What you are asked to do. Count how many lines in the entries below hold the string "Yesterday", and respond with that number only.
*** Opening Given information ***
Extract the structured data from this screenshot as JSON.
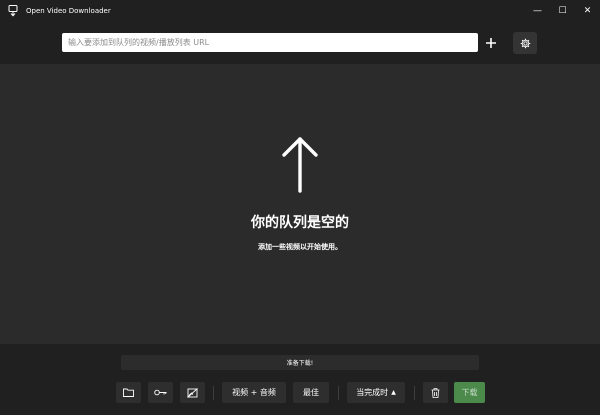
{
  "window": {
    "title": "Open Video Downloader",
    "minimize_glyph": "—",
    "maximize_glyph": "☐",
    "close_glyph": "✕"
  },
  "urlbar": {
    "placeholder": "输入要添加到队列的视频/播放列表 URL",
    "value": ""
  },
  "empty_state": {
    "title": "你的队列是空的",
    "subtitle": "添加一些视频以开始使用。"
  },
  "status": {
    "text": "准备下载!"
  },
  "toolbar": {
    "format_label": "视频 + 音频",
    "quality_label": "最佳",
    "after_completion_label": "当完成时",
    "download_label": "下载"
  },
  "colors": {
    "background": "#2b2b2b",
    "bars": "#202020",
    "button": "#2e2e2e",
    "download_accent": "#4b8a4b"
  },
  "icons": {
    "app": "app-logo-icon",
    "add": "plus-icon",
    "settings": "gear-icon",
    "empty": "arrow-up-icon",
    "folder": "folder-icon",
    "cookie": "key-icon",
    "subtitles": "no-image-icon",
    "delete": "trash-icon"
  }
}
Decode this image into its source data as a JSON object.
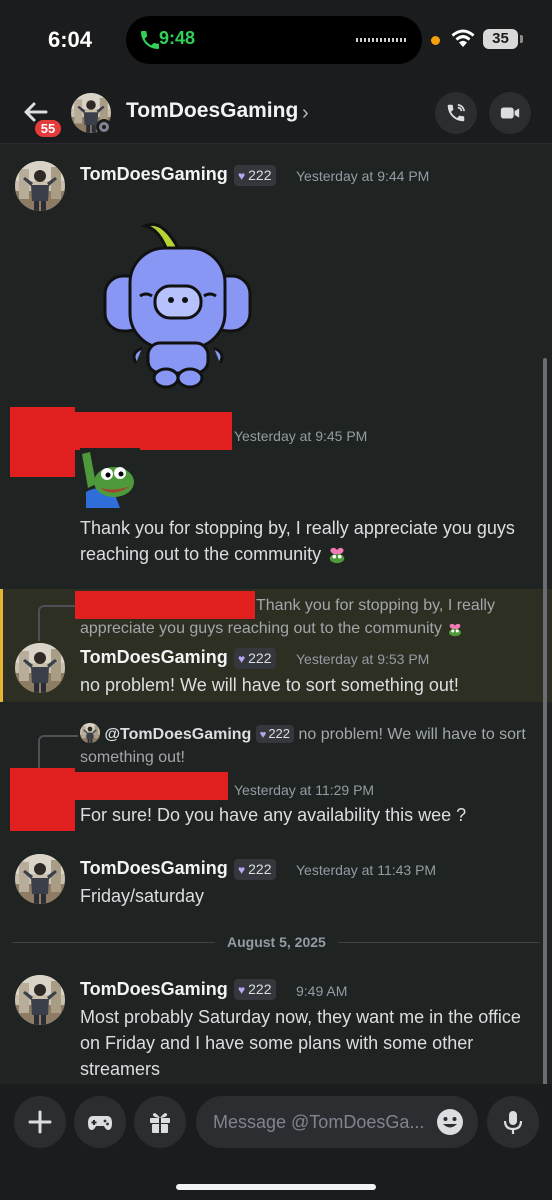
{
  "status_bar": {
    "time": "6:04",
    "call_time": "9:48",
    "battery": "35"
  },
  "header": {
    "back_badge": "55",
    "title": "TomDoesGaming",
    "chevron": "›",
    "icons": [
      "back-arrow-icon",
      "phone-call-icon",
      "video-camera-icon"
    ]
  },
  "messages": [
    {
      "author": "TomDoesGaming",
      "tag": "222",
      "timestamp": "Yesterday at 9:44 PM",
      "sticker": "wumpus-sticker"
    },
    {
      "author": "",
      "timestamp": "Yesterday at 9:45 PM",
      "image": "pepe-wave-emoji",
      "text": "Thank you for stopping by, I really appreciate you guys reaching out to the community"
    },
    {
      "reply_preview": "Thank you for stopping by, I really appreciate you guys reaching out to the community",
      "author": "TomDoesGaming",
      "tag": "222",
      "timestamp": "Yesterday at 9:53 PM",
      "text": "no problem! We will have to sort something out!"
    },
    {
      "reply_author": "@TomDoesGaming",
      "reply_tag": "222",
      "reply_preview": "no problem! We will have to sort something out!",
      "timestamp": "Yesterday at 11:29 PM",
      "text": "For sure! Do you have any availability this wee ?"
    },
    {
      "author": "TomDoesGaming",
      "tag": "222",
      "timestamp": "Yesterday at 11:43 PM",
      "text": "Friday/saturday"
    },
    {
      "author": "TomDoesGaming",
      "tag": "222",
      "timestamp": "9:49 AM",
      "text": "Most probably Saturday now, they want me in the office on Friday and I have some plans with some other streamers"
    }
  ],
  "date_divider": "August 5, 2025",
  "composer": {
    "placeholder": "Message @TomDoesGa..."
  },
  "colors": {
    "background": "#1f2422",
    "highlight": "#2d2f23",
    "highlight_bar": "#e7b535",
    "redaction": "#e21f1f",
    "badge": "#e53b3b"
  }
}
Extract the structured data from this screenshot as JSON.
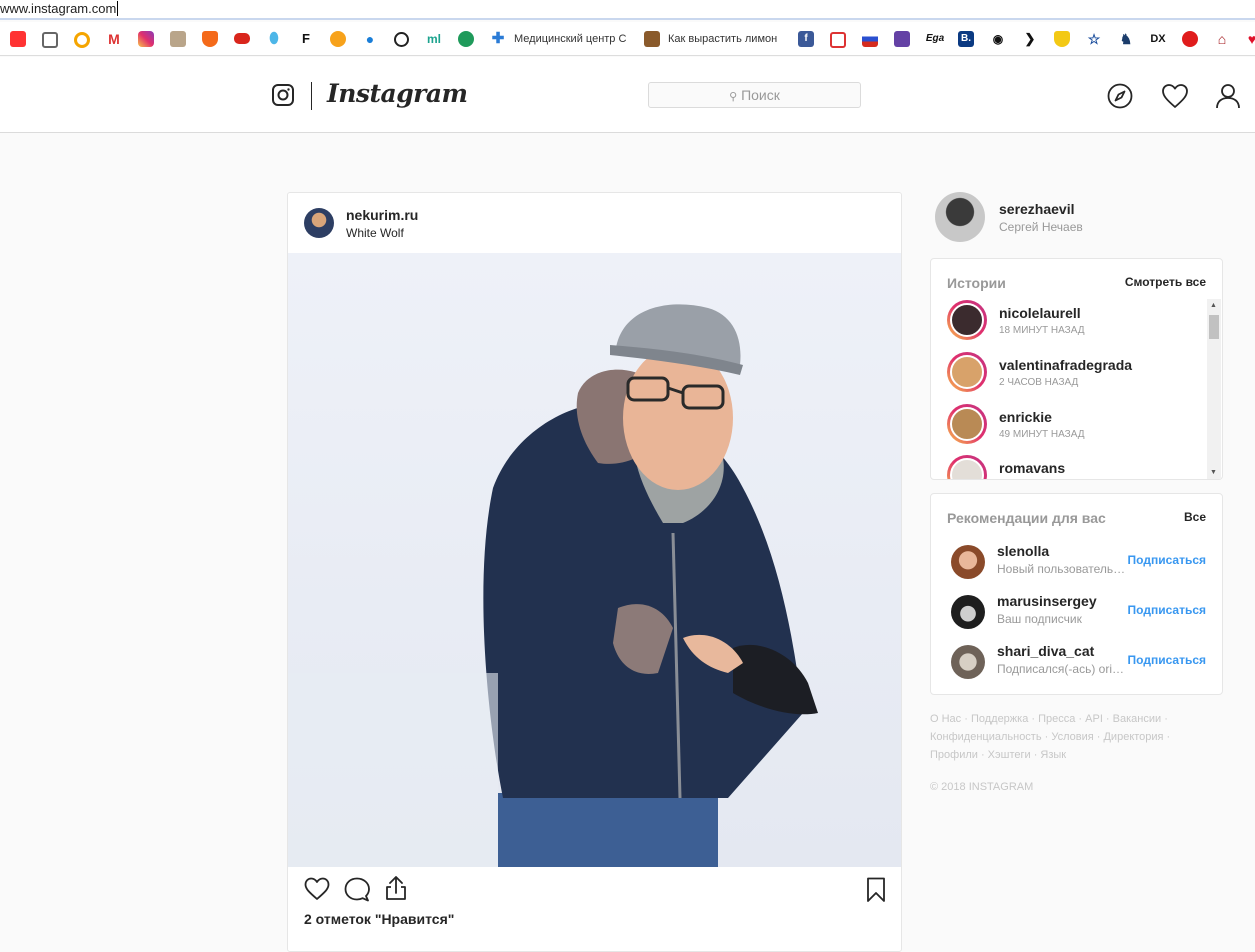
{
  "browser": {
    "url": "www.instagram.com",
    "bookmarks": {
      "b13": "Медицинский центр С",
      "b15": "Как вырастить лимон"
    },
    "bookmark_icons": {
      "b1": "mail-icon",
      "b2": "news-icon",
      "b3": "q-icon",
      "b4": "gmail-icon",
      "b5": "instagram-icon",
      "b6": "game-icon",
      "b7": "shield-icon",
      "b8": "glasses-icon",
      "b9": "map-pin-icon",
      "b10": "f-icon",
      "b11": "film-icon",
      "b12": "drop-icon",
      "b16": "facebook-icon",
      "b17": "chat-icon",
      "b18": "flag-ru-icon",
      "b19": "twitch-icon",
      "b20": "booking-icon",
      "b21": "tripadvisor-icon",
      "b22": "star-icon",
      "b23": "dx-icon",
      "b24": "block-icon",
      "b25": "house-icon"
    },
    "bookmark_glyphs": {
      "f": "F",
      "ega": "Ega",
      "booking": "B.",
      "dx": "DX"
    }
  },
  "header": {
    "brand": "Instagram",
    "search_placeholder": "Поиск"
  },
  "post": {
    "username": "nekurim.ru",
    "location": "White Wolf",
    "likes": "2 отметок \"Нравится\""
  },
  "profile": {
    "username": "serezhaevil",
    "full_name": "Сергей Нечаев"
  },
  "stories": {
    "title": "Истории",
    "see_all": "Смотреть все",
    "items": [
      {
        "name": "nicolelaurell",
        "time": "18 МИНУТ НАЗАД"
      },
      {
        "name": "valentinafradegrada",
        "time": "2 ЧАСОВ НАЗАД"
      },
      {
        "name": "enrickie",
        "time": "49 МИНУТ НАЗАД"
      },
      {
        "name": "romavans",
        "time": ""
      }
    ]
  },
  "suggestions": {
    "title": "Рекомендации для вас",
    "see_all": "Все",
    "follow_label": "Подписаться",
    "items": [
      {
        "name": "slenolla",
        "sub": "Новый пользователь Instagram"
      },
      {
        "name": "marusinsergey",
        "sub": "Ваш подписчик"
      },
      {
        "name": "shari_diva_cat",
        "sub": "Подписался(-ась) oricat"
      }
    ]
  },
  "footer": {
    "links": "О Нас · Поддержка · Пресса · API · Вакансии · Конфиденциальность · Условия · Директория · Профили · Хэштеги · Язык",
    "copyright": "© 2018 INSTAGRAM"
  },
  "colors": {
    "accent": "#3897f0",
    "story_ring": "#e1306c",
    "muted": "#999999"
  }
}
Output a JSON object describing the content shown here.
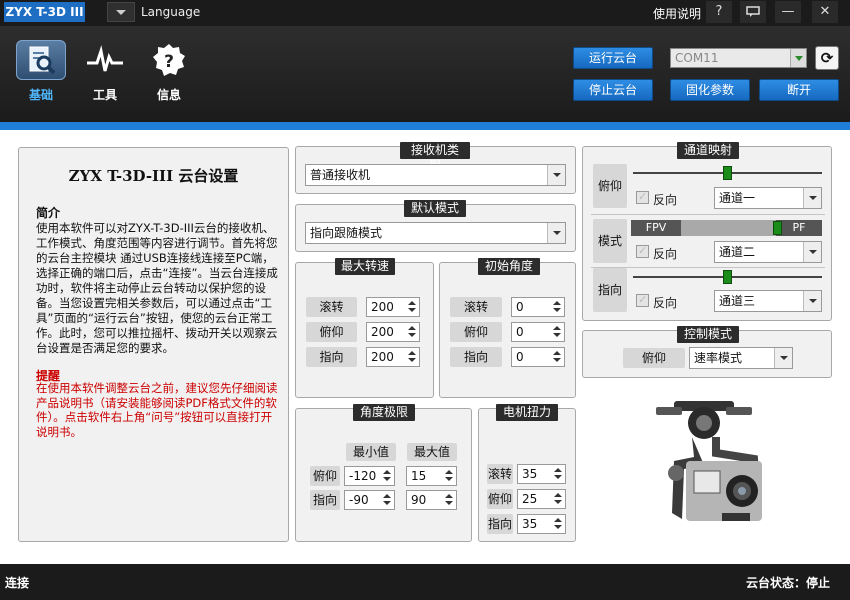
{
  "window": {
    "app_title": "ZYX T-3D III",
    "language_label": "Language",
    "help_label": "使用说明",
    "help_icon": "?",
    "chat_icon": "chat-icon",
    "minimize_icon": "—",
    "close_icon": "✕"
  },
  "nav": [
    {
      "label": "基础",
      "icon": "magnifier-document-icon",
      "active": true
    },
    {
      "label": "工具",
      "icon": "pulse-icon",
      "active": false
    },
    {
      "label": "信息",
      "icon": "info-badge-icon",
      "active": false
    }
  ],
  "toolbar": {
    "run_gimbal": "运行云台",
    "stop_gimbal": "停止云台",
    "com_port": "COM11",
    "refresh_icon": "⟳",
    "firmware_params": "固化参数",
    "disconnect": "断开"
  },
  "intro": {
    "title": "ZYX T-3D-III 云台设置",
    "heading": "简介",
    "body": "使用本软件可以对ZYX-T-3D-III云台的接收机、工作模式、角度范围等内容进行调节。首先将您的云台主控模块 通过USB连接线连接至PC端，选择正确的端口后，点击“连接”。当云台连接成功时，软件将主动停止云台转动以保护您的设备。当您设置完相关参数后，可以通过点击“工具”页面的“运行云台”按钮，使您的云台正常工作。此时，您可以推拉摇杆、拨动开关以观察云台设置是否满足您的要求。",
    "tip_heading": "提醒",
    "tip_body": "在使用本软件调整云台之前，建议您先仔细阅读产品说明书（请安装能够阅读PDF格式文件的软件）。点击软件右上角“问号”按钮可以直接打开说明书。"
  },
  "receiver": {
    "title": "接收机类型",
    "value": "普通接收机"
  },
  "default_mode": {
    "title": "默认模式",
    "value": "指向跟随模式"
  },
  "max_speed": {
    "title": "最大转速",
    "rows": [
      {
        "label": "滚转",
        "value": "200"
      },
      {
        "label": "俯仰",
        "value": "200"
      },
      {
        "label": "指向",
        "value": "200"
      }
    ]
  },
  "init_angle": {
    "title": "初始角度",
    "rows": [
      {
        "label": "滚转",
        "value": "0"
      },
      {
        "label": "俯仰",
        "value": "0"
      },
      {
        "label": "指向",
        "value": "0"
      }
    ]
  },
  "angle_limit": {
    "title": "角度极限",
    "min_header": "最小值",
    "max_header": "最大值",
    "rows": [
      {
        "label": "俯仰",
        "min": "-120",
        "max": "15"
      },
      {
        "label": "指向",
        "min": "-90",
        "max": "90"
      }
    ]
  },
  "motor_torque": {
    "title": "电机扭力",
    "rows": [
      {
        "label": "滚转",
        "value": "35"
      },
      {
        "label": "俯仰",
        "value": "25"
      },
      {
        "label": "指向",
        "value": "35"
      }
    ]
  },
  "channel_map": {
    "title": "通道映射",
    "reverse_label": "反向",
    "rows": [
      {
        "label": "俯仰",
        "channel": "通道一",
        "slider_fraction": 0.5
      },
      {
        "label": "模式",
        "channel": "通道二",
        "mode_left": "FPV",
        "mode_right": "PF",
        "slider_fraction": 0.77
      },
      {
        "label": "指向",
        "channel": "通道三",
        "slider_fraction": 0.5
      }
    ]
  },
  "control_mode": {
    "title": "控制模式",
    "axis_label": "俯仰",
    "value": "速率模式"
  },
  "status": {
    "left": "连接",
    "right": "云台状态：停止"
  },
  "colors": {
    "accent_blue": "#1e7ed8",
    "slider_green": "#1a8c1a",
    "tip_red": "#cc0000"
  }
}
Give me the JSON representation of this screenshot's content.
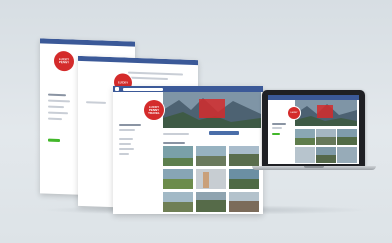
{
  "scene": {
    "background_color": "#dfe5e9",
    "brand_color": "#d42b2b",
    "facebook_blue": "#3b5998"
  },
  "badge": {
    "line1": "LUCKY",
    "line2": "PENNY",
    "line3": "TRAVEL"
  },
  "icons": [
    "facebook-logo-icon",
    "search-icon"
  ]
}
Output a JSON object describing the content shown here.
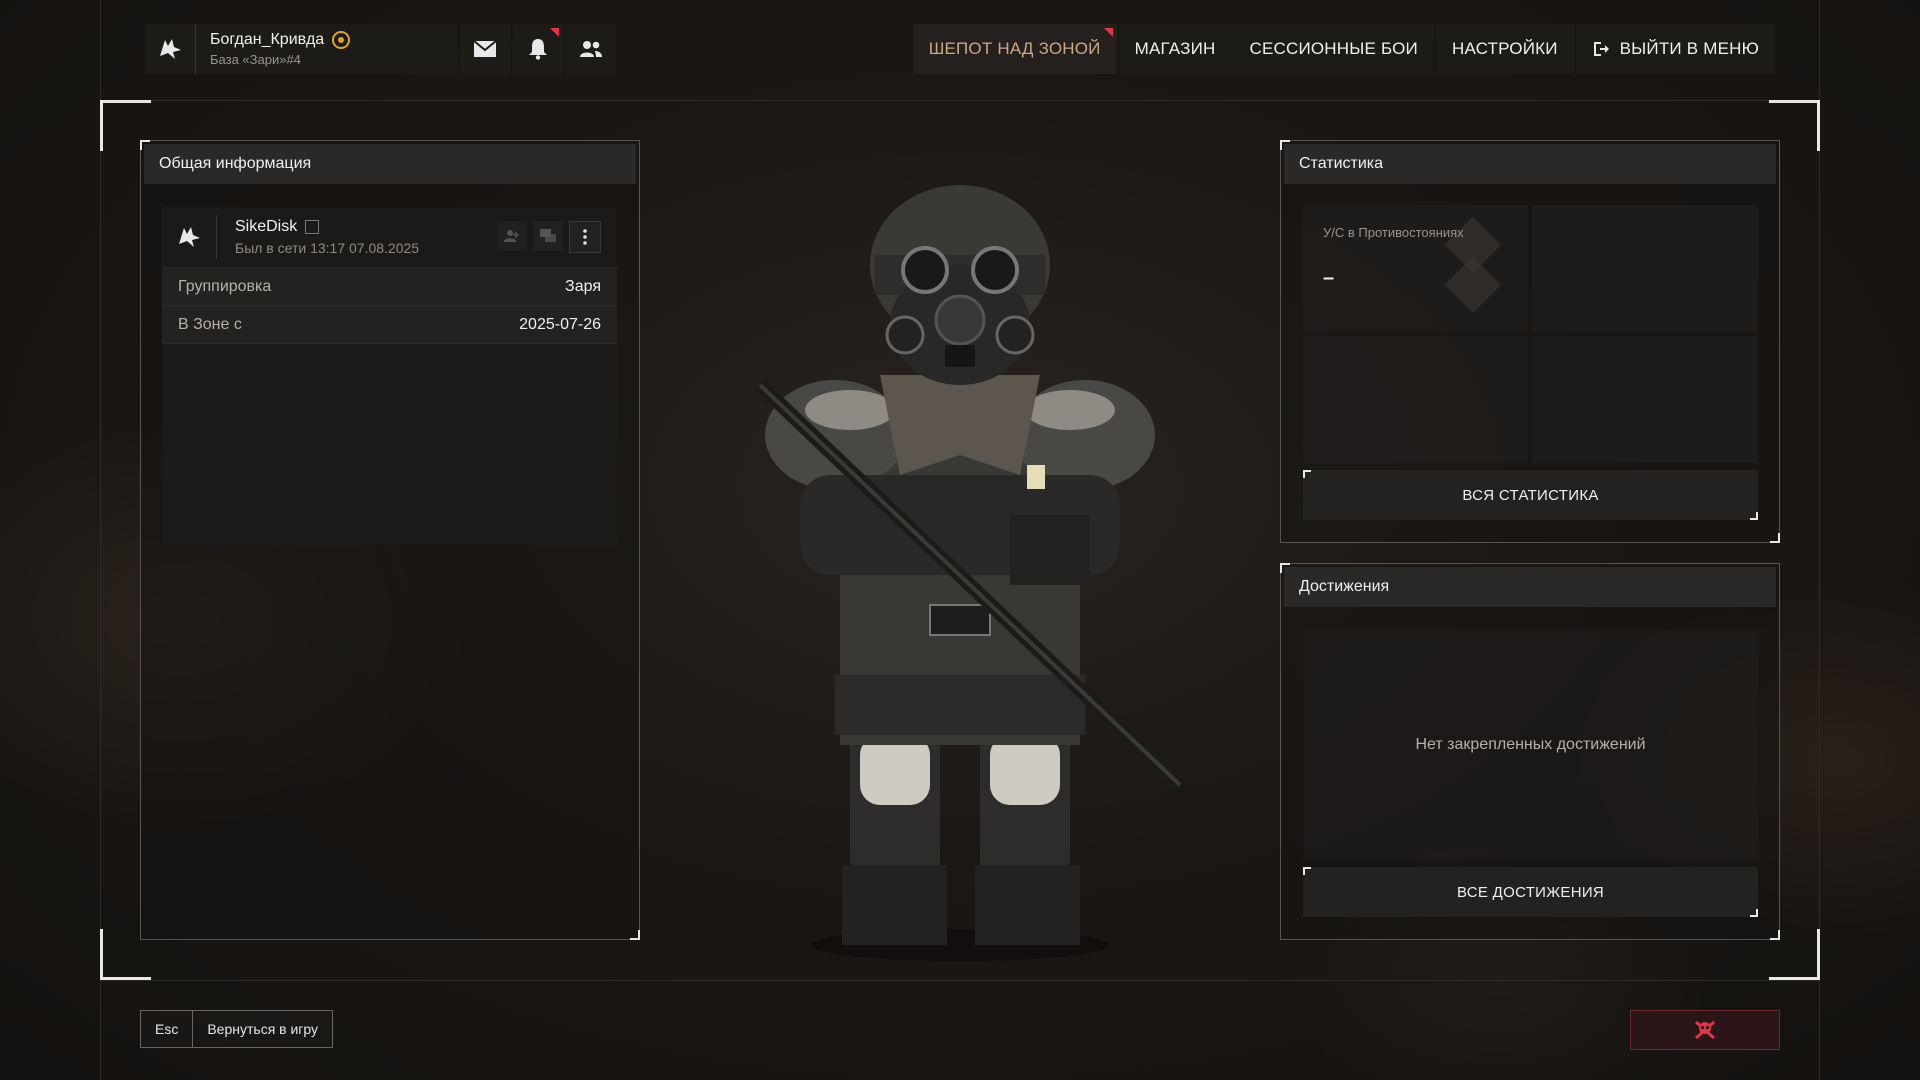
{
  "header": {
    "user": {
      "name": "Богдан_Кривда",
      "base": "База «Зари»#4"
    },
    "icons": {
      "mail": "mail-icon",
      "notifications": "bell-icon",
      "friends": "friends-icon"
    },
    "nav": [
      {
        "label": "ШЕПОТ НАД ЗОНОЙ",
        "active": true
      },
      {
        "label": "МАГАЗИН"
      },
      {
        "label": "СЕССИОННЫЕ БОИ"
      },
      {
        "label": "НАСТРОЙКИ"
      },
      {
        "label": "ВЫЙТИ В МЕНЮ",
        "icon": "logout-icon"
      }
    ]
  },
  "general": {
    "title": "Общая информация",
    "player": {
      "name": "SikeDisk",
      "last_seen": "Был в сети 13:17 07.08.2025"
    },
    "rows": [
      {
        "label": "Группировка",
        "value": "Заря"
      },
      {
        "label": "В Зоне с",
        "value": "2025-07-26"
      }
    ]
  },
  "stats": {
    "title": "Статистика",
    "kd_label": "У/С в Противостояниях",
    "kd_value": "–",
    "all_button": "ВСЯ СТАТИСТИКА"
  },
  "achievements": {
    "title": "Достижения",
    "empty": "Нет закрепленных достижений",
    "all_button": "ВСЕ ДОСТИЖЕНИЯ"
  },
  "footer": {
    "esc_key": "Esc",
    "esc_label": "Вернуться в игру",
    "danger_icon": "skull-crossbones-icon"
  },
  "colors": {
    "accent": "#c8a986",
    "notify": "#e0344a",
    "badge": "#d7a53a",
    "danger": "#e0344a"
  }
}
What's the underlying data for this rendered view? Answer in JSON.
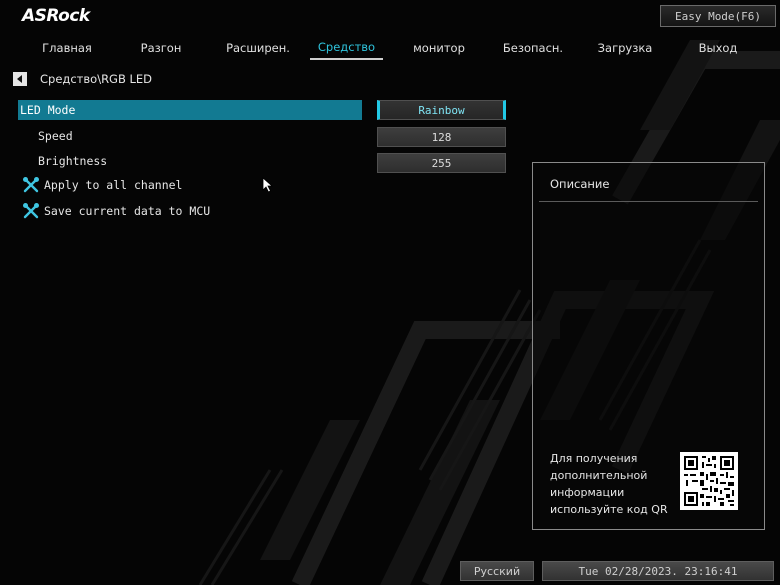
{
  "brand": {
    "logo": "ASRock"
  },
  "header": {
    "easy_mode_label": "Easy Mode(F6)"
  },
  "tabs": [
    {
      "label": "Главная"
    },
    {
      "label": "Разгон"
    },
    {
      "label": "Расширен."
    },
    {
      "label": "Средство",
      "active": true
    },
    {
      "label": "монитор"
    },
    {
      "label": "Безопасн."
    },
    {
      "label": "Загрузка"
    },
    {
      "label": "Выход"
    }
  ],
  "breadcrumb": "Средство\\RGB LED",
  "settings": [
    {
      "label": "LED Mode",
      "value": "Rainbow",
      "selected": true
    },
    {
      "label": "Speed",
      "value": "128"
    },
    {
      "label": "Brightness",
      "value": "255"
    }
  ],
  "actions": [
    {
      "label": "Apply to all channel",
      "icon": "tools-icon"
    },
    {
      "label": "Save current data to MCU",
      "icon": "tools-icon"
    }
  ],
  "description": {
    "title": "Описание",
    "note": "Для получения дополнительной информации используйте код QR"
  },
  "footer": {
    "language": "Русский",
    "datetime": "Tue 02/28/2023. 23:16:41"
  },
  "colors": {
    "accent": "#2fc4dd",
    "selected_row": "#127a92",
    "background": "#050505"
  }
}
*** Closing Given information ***
Result of this task. 5